LISTED ENTRIES:
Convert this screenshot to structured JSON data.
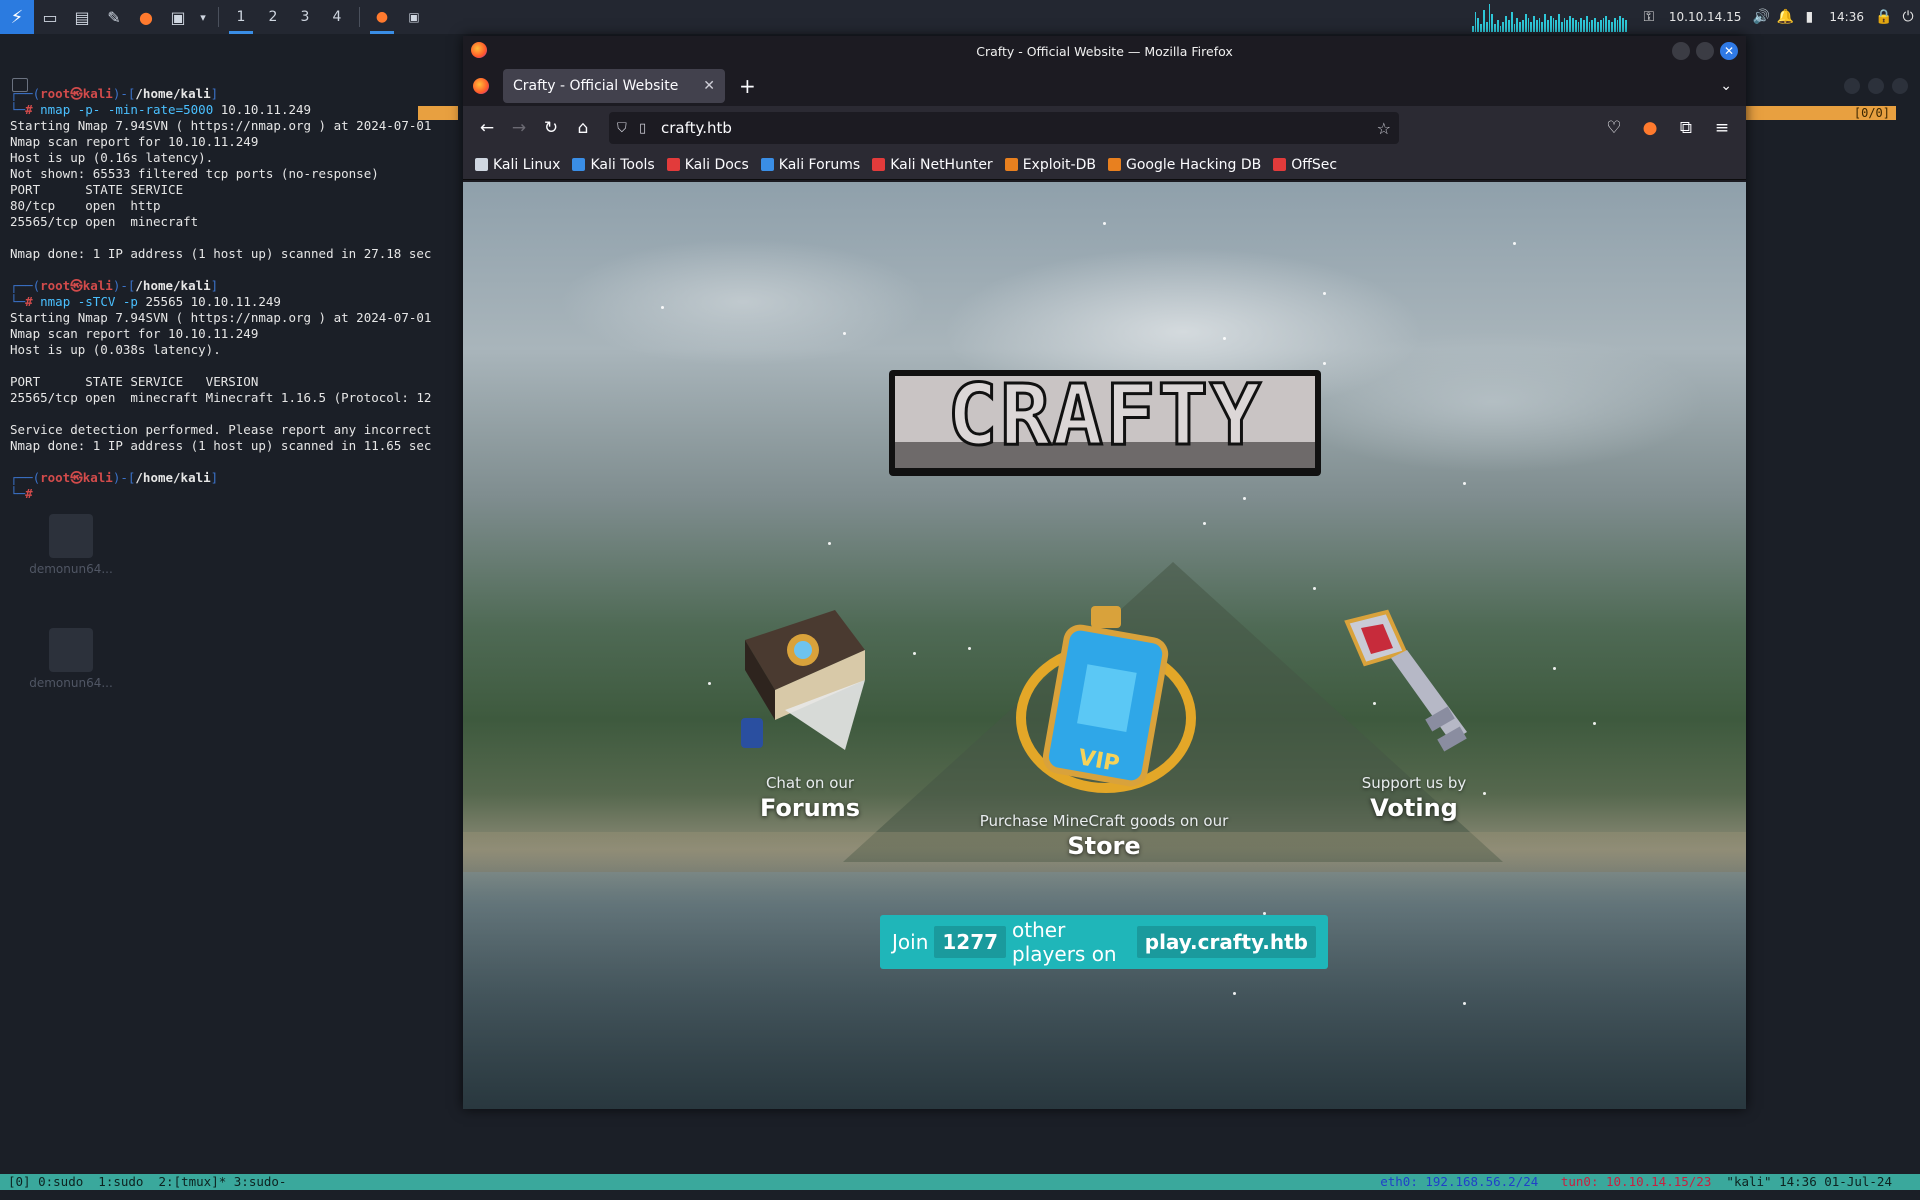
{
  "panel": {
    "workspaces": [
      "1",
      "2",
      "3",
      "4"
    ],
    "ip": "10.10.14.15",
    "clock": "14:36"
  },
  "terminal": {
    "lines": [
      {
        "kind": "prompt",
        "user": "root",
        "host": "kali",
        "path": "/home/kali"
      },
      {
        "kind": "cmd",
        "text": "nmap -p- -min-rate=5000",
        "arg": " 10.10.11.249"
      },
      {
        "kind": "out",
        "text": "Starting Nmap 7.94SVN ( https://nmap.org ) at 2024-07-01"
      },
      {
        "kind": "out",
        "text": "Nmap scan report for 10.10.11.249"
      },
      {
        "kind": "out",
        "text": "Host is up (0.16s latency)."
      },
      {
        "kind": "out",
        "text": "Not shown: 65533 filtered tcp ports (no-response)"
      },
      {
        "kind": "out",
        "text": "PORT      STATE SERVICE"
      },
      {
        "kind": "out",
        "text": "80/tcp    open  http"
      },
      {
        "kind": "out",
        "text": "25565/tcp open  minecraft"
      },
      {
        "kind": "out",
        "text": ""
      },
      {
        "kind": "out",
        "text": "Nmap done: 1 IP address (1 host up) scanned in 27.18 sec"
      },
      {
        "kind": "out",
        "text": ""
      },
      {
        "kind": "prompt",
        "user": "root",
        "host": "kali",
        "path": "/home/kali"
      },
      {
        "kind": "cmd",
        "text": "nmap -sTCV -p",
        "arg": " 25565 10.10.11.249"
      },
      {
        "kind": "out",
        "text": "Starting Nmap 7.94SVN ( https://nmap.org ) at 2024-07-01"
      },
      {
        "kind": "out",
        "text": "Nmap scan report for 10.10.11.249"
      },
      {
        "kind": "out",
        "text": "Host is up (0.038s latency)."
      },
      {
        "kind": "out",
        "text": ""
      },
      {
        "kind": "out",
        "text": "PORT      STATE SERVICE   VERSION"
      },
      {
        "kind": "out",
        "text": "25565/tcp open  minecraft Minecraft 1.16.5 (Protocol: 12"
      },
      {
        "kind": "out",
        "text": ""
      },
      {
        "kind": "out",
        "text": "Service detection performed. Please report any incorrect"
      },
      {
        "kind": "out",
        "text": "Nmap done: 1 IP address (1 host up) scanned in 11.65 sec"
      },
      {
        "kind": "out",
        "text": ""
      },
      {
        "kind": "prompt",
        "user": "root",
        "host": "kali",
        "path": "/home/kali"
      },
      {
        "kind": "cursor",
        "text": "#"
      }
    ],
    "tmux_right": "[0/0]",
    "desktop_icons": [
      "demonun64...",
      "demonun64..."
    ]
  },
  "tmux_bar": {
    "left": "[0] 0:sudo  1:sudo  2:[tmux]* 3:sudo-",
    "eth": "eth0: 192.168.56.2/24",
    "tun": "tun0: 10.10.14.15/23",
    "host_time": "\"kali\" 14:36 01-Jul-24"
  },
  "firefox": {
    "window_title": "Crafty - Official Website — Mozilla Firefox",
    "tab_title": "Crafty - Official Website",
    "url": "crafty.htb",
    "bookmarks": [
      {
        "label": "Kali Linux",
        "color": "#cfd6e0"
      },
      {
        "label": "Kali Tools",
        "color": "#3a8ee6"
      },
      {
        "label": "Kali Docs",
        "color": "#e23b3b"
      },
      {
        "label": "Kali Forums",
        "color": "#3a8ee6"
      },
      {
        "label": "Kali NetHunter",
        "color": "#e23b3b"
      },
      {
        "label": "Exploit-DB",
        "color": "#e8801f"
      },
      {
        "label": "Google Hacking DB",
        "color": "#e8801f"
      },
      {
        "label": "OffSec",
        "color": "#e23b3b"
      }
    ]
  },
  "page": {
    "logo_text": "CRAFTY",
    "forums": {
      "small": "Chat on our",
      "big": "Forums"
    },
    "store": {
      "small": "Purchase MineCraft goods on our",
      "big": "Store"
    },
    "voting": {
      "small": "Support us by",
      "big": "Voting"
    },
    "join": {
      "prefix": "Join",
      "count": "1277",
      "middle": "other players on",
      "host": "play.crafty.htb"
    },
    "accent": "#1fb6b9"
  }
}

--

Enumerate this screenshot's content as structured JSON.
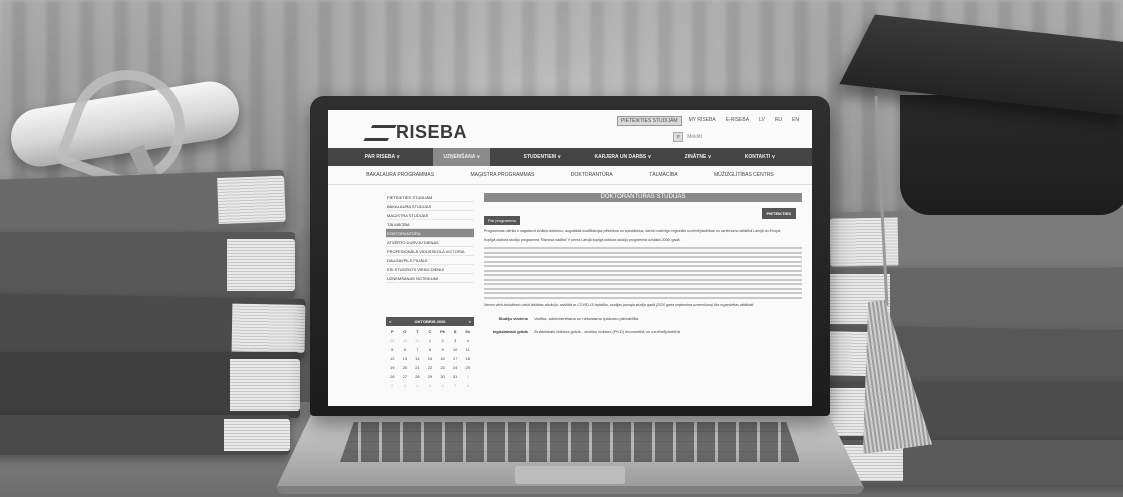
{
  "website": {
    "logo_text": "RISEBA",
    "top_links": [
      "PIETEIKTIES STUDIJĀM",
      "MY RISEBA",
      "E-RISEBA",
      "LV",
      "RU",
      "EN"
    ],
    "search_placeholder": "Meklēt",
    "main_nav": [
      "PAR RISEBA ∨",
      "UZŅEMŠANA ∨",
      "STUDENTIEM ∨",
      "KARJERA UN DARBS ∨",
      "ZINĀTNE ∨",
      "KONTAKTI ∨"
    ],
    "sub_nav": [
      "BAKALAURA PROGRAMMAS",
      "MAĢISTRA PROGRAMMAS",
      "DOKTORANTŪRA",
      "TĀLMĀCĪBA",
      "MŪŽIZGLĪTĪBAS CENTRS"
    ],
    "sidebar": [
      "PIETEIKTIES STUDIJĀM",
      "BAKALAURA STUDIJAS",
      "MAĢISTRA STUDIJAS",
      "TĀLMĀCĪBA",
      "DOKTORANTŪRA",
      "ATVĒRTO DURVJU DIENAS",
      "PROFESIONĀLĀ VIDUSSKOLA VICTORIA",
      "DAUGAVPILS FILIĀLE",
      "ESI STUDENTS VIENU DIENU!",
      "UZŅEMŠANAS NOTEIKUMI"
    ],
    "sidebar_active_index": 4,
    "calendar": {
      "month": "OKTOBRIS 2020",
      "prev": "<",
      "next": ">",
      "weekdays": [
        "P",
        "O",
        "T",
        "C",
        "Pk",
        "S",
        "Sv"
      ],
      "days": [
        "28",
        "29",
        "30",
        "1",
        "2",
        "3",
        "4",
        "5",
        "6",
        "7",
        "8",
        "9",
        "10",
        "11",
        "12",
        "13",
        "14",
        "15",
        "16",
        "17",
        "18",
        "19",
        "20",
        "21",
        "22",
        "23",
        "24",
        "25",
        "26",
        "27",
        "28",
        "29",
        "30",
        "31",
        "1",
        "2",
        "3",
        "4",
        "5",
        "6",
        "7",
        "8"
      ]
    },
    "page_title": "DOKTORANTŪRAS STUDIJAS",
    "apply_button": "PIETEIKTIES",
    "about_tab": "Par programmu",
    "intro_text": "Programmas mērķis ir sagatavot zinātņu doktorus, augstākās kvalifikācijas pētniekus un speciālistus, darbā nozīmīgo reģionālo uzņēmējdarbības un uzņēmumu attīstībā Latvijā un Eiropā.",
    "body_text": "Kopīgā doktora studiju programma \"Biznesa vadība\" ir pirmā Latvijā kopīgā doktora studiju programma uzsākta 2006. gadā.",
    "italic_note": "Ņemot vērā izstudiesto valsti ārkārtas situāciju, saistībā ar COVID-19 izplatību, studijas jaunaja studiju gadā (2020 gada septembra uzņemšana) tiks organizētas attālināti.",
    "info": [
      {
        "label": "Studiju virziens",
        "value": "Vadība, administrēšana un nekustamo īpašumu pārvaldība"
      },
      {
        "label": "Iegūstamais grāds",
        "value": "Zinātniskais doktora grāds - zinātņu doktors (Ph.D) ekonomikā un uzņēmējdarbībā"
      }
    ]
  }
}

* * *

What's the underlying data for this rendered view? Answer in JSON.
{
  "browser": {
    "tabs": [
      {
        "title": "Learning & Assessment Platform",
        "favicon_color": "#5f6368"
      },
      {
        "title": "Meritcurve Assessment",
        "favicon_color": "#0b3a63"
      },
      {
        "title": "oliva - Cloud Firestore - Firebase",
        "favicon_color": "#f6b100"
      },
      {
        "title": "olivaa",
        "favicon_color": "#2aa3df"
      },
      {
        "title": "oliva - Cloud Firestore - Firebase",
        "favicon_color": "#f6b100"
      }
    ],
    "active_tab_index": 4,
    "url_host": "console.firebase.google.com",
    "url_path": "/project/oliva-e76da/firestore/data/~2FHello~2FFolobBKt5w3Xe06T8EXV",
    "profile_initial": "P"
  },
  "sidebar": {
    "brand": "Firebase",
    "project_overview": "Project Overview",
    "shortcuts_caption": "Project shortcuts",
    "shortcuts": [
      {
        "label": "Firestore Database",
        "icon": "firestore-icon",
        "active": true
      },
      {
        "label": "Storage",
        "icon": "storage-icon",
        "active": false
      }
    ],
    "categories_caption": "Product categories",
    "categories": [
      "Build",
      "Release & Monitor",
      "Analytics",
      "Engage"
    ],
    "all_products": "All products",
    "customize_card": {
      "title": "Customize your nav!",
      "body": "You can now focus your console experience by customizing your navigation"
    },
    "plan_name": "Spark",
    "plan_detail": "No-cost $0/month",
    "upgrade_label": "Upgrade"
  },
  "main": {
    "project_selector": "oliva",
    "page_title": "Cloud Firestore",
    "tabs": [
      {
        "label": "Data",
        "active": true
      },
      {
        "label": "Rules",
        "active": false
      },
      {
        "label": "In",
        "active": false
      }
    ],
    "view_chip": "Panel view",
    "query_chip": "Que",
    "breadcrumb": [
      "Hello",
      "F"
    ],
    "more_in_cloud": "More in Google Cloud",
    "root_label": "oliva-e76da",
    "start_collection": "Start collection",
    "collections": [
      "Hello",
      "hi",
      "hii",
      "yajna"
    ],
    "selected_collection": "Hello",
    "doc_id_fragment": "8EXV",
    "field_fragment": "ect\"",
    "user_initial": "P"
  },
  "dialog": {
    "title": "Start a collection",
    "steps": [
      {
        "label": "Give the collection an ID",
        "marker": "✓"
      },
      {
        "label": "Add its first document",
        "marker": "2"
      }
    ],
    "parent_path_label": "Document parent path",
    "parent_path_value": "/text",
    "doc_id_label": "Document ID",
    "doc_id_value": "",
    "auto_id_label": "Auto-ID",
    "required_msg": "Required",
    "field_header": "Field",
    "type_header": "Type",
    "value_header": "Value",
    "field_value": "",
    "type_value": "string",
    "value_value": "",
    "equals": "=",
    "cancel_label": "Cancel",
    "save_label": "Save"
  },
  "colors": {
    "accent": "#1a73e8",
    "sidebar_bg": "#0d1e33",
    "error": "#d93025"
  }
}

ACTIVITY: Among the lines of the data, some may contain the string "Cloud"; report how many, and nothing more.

ANSWER TO THIS EXERCISE: 4